It can be very challenging for international LLM students to find ways to integrate into the law school community. It reminds me of a lesson I learned when I took salsa lessons about ten years ago. I was great in class. But being a man–the one generally responsible for leading–and being a beginner made it difficult to attract dancing partners on a live dance floor. It was a classic Catch-22. And sad to say, my name has never been associated with the great salsa dancers. (Or even the mediocre or poor ones.)
Turning back to law school, many of us in the “legal English” community like to contemplate how we can better help our students–particularly ones who require more language support–create more opportunities to interact with native-English speaking members of the law school community outside of the classroom.
Here are a few ideas that my colleagues and I have used or experimented with so far:
- Teaching Assistants: Our LL.M. courses–both in Transnational Legal Practice (TLP) and in the American Law: Discourse & Analysis (ALDA) Program–employ teaching assistants. These are high-performing JD students who have been accepted to a Teaching Fellows program in connection with our Center for International & Comparative Law (CICL). They are generally interested in international-oriented law practice and appreciate the opportunity to interact with students from other cultures. They sit in on the classes. They help LL.M. students with their work. And they are friendly faces around the law school.
- JD interview assignments: As part of larger assignments or projects, I often require my students to interview a JD student in connection with a particular topic. Often the purpose is to help the student build background knowledge before engaging in research on a topic, such as for the Legal Ethics Research Project. Or another assignment involves finding and asking a JD student a series of questions about law school organization strategies. Sometimes I’ll pair my students with JDs I know will be friendly and understanding. If not, my students will often seek out a Teaching Assistant who is familiar to them. But sometimes they just have to strike up a conversation with someone in the cafeteria. And after getting to know that student, they might go back to them for future interview assignments.
- Sometimes, JD students give off-key answers. This is not a bad thing. It actually creates a great opportunity for comparison and evaluation with other sources of information.
- An additional piece of the assignment often involves recording part of the conversation with the JD student. This creates multiple real-life speech samples that we can then create transcripts of, analyze, and use for listening and speaking practice as a class.

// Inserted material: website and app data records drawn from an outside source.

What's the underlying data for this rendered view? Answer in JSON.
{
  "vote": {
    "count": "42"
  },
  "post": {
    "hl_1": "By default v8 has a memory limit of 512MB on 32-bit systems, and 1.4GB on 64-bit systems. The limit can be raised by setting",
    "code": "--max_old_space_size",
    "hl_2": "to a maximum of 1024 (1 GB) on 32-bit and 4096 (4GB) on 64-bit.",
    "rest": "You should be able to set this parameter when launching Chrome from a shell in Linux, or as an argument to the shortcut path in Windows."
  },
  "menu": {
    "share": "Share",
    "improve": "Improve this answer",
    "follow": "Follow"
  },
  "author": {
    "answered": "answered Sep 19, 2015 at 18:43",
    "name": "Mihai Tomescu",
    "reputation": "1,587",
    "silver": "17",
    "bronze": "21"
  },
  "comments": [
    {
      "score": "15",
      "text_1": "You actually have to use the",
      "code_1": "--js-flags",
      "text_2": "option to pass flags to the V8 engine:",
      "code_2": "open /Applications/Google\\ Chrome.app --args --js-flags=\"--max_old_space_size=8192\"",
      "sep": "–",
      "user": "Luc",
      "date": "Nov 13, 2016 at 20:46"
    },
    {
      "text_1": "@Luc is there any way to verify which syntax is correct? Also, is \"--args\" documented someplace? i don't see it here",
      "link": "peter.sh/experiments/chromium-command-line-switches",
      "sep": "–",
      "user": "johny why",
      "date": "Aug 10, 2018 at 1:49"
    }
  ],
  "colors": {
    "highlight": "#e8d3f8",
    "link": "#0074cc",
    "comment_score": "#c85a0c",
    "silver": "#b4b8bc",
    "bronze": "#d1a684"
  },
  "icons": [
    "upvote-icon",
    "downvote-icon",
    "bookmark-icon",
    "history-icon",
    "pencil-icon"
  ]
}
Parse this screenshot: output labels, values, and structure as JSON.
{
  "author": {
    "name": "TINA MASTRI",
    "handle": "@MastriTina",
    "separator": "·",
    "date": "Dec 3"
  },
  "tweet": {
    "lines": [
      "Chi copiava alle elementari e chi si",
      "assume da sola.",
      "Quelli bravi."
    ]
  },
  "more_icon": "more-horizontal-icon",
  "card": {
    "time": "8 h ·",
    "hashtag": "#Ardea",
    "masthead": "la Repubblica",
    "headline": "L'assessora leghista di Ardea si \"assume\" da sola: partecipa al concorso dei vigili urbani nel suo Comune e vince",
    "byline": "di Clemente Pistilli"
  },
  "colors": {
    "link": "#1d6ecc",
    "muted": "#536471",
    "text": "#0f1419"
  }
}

- Alumni interview assignments: Our Legal Ethics Project always culminates with phone interviews of practicing alumni. For these, I always pair my students with willing alumni, most of whom are recent graduates who previously served as Teaching Assistants in the the LL.M. program. Students have a chance to ask a real lawyer about legal ethics topics in their practice that we’ve spent the semester studying. Having to talk on the phone in a professional manner with a practicing lawyer also provides an opportunity to practice a uniquely challenging aspect of English language and culture. Additionally, the task works well at the end of the project as a sort of assessment which holds the students accountable to themselves since the students want to come off well when speaking with an alum.

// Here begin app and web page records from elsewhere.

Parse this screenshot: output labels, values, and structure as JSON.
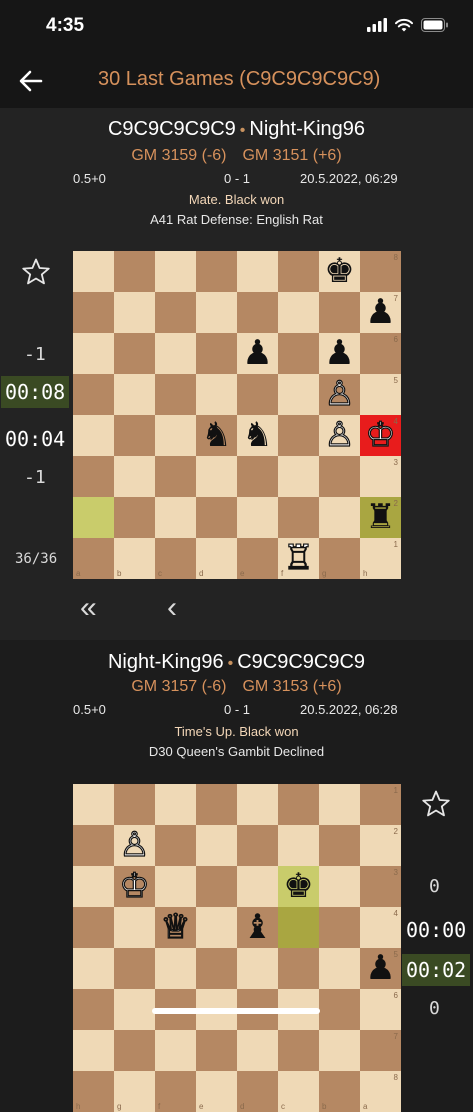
{
  "status": {
    "time": "4:35"
  },
  "nav": {
    "title": "30 Last Games (C9C9C9C9C9)"
  },
  "games": [
    {
      "white_player": "C9C9C9C9C9",
      "black_player": "Night-King96",
      "white_rating": "GM 3159 (-6)",
      "black_rating": "GM 3151 (+6)",
      "time_control": "0.5+0",
      "score": "0 - 1",
      "date": "20.5.2022, 06:29",
      "result": "Mate. Black won",
      "opening": "A41 Rat Defense: English Rat",
      "diff_top": "-1",
      "clock_top": "00:08",
      "clock_bottom": "00:04",
      "diff_bottom": "-1",
      "move_counter": "36/36",
      "nav_first": "«",
      "nav_prev": "‹",
      "ranks": [
        "8",
        "7",
        "6",
        "5",
        "4",
        "3",
        "2",
        "1"
      ],
      "files": [
        "a",
        "b",
        "c",
        "d",
        "e",
        "f",
        "g",
        "h"
      ],
      "pieces": {
        "g8": "♚",
        "h7": "♟",
        "e6": "♟",
        "g6": "♟",
        "g5": "♙",
        "d4": "♞",
        "e4": "♞",
        "g4": "♙",
        "h4": "♔",
        "h2": "♜",
        "f1": "♖"
      },
      "highlights": {
        "a2": "light",
        "h2": "dark"
      },
      "check_square": "h4"
    },
    {
      "white_player": "Night-King96",
      "black_player": "C9C9C9C9C9",
      "white_rating": "GM 3157 (-6)",
      "black_rating": "GM 3153 (+6)",
      "time_control": "0.5+0",
      "score": "0 - 1",
      "date": "20.5.2022, 06:28",
      "result": "Time's Up. Black won",
      "opening": "D30 Queen's Gambit Declined",
      "diff_top": "0",
      "clock_top": "00:00",
      "clock_bottom": "00:02",
      "diff_bottom": "0",
      "ranks": [
        "1",
        "2",
        "3",
        "4",
        "5",
        "6",
        "7",
        "8"
      ],
      "files": [
        "h",
        "g",
        "f",
        "e",
        "d",
        "c",
        "b",
        "a"
      ],
      "pieces": {
        "g2": "♙",
        "g3": "♔",
        "c3": "♚",
        "f4": "♕",
        "d4": "♝",
        "a5": "♟"
      },
      "highlights": {
        "c3": "light",
        "c4": "dark"
      }
    }
  ]
}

- Law School Clubs, Groups & Activities: St. John’s Law holds a fair on the Great Lawn for all of the clubs, groups, clinics, etc. to set up a table and talk to allcomers about what they do. I make a point of taking my students to this fair as a class. It’s a great chance to see and feel the full extracurricular dimension of law school life. It’s also a chance to get involved with a club that can lead to more interactions with with JD students and greater integration with the law school community. Additionally, by going to the fair with my students, they have someone to ask questions that they might be otherwise too embarrassed to ask on their own. Plus, I can also ask questions to the club representatives to get them talking while my students listen in.

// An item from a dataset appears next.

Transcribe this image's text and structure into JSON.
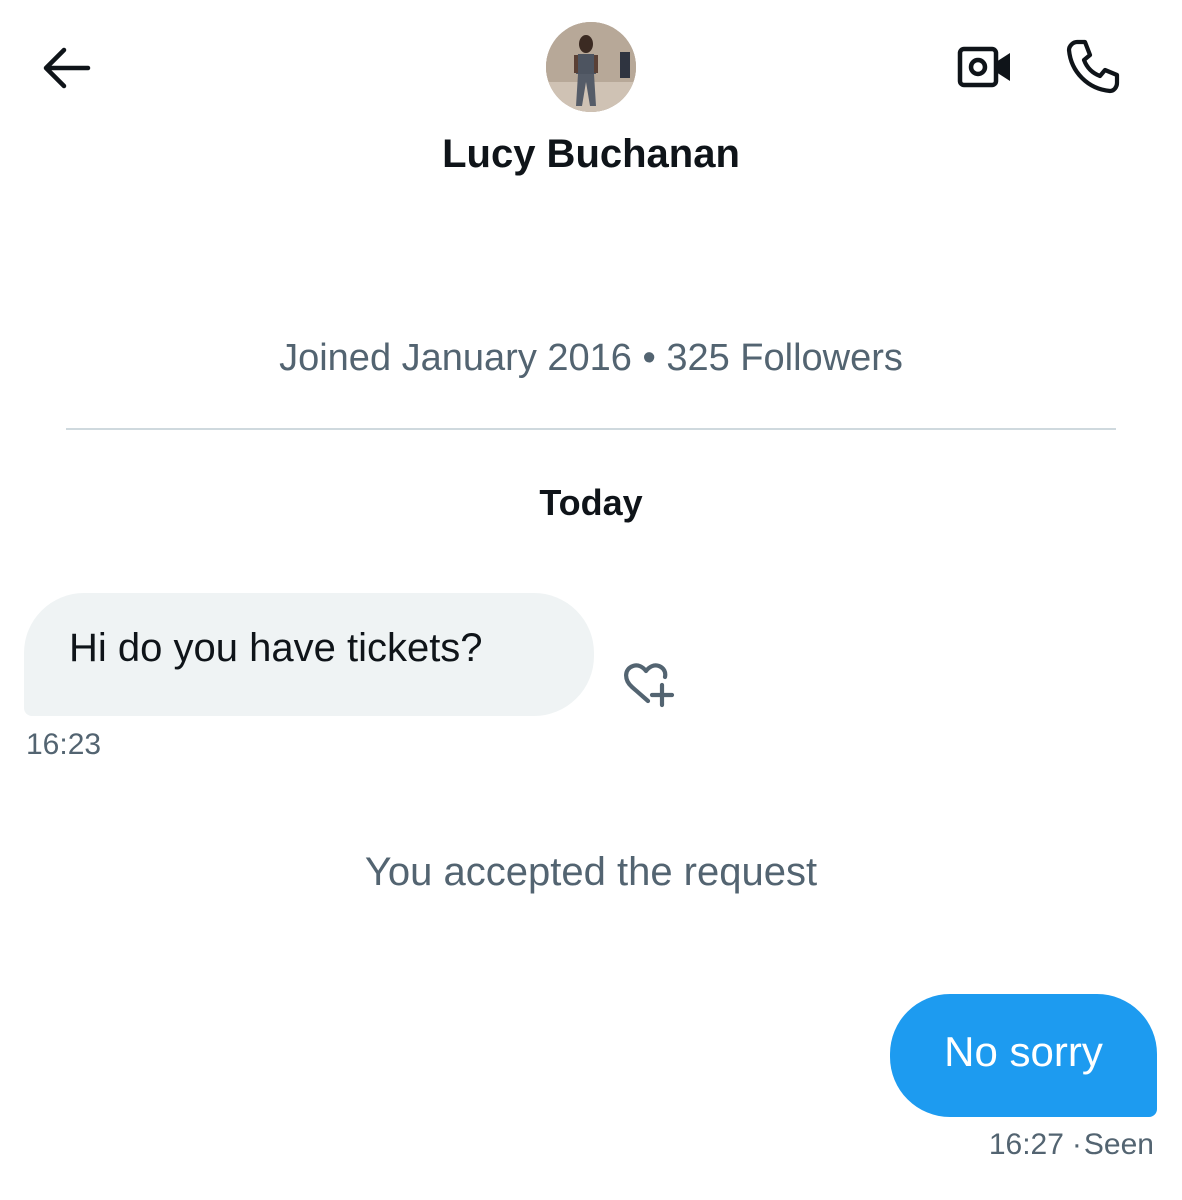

- Annual LL.M. Students vs. JD Students Soccer Match: Always a fun event, and in an area that tends to play to the strengths of the LL.M. students.
These are just a few ways we’ve been getting non-native-English speaking LL.M. students onto the proverbial law school “dance floor.” I know there are many others. Please feel free to share any you’ve tried or wanted to try.